The purpose of the proposal put together by the Climate JPI and the Water JPI is to “enable collaboration between national research and innovation funding members to address together the protection of cultural heritage in Europe and beyond. With this purpose, both JPIs will support the implementation of multi-annual joint activities that will focus on the better understanding of, and the identification of best available adaptation solutions in response to hydroclimatic extreme events”. The Consortium established by both JPIs gathers today 14 organisations including programme owners (funding agencies from Belgium, France, Georgia, Italy, Malta, UK, Kenya, Portugal and Romania), research performing organisations/ academia, foundations and private companies. The following operational objectives have been laid out by the Consortium: - Enhance cross-sector collaborations and strategic coordination between water, climate and cultural heritage. - Launch and monitor joint activities to measure progress towards widening. - Address potential barriers for collaboration. - Evaluate the impacts of those joint activities on widening policies as well as EU and international policy frameworks, notably the EU Green Deal and the Sustainable Development Goals (SDGs). - Implement joint activities enabling the market, regulatory and societal uptake of results.
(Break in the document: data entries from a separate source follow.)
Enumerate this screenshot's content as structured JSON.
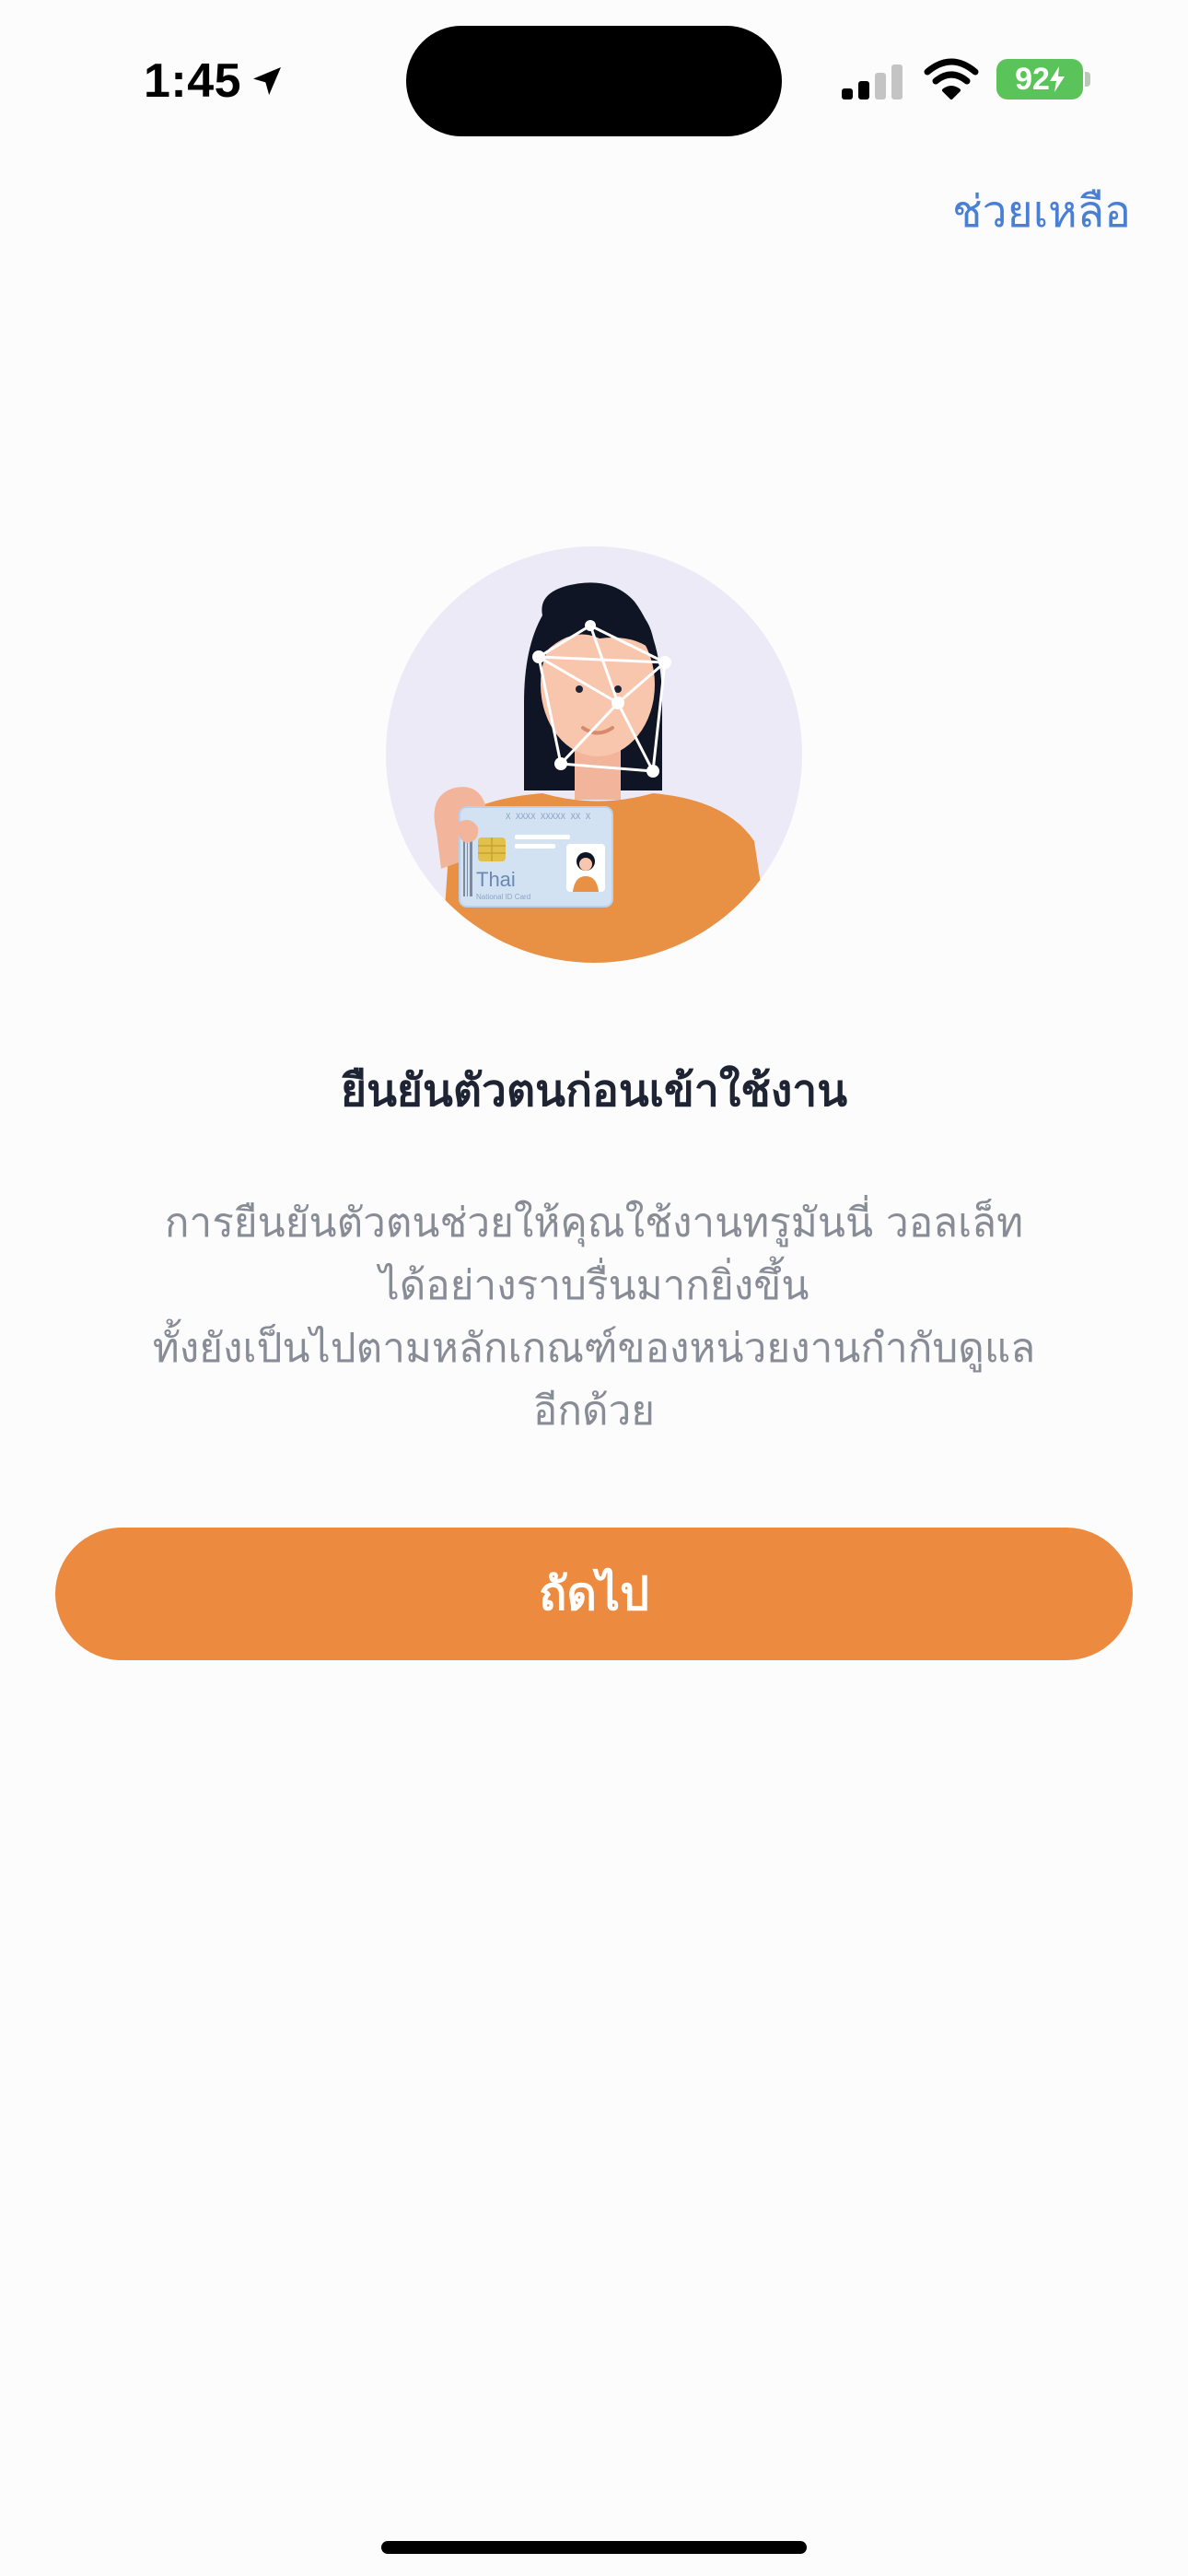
{
  "status_bar": {
    "time": "1:45",
    "battery": "92",
    "icons": [
      "location-arrow-icon",
      "cellular-signal-icon",
      "wifi-icon",
      "battery-charging-icon"
    ]
  },
  "header": {
    "help_label": "ช่วยเหลือ"
  },
  "illustration": {
    "card_text": "Thai",
    "card_subtext": "National ID Card",
    "card_number": "X XXXX XXXXX XX X"
  },
  "content": {
    "title": "ยืนยันตัวตนก่อนเข้าใช้งาน",
    "description_lines": [
      "การยืนยันตัวตนช่วยให้คุณใช้งานทรูมันนี่ วอลเล็ท",
      "ได้อย่างราบรื่นมากยิ่งขึ้น",
      "ทั้งยังเป็นไปตามหลักเกณฑ์ของหน่วยงานกำกับดูแล",
      "อีกด้วย"
    ]
  },
  "actions": {
    "next_label": "ถัดไป"
  },
  "colors": {
    "accent": "#ec8b3f",
    "link": "#4a7fd6",
    "title": "#1e2433",
    "body_text": "#888c96",
    "battery": "#5ac45b"
  }
}
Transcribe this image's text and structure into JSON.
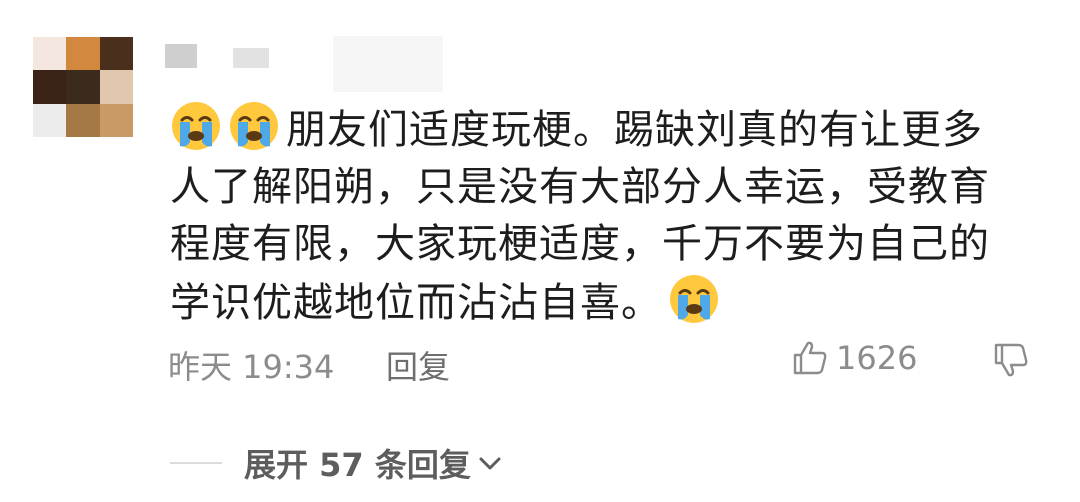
{
  "comment": {
    "text": "朋友们适度玩梗。踢缺刘真的有让更多人了解阳朔，只是没有大部分人幸运，受教育程度有限，大家玩梗适度，千万不要为自己的学识优越地位而沾沾自喜。",
    "leading_icons": [
      "loudly-crying-face-icon",
      "loudly-crying-face-icon"
    ],
    "trailing_icons": [
      "loudly-crying-face-icon"
    ]
  },
  "meta": {
    "time": "昨天 19:34",
    "reply_label": "回复",
    "like_count": "1626",
    "like_icon": "thumbs-up-icon",
    "dislike_icon": "thumbs-down-icon"
  },
  "expand": {
    "label": "展开 57 条回复",
    "icon": "chevron-down-icon"
  },
  "colors": {
    "text": "#1d1d1d",
    "meta": "#8c8c8c",
    "expand": "#5d5d5d",
    "emoji_face": "#FFC83D",
    "emoji_tears": "#4FA8E8"
  }
}
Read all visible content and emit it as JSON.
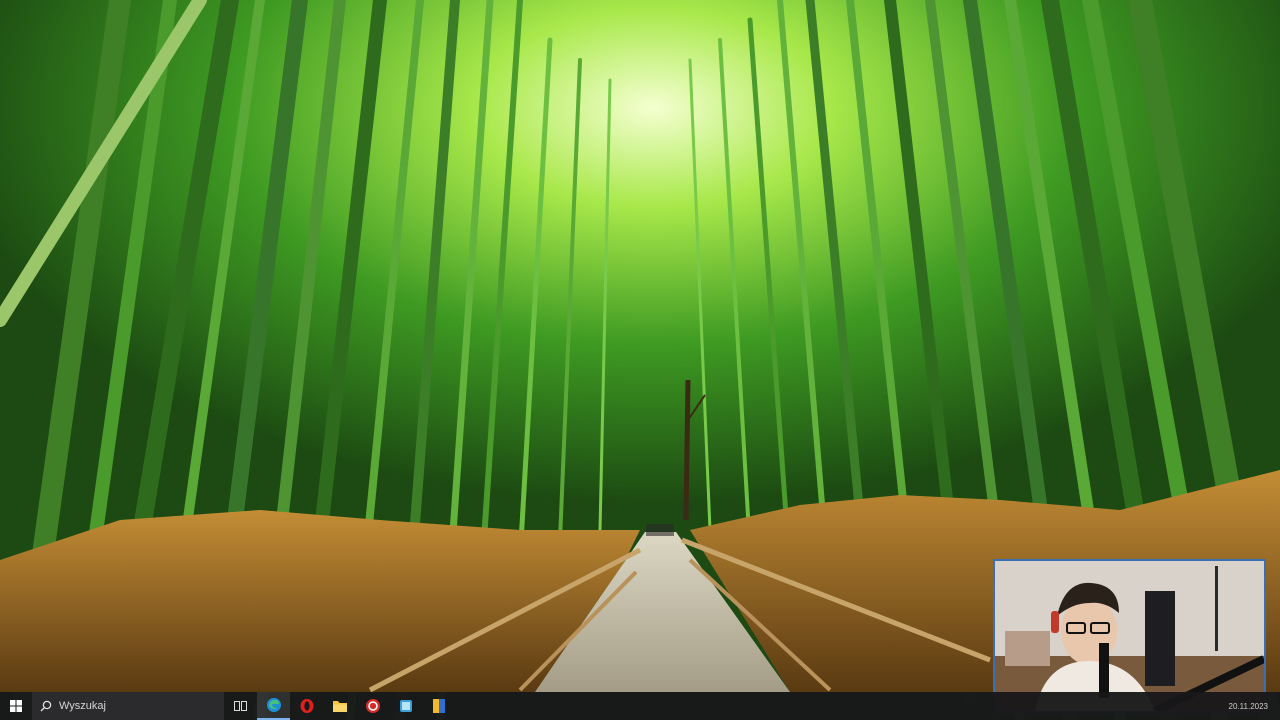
{
  "wallpaper": {
    "subject": "bamboo-grove-path",
    "colors": {
      "canopy": "#7ed321",
      "stalk": "#2f6b1c",
      "grass": "#b07a2a",
      "path": "#c8c2ad"
    }
  },
  "webcam": {
    "border_color": "#3a6fb5"
  },
  "taskbar": {
    "search_placeholder": "Wyszukaj",
    "apps": [
      {
        "name": "task-view",
        "icon": "task-view-icon"
      },
      {
        "name": "edge",
        "icon": "edge-icon",
        "active": true
      },
      {
        "name": "opera",
        "icon": "opera-icon"
      },
      {
        "name": "file-explorer",
        "icon": "folder-icon"
      },
      {
        "name": "app-red",
        "icon": "red-circle-icon"
      },
      {
        "name": "app-blue",
        "icon": "blue-app-icon"
      },
      {
        "name": "app-yellow-blue",
        "icon": "yellow-blue-app-icon"
      }
    ],
    "clock": "20.11.2023"
  }
}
The project will be structured around 6 work packages (WP) looking at the coordination of activities (WP1), the identification of relevant gaps in the fields of cultural heritage, water and climate (WP2), the launch of joint activities, the TAP instrument (Thematic Annual Programming; WP3), communication and dissemination of project results (WP4), the analysis of impacts of proposed actions on EU widening strategies (WP5), and the implementation of specific tools to enable the social, regulatory and market uptake of proposed innovations stemming from joint activities (WP6).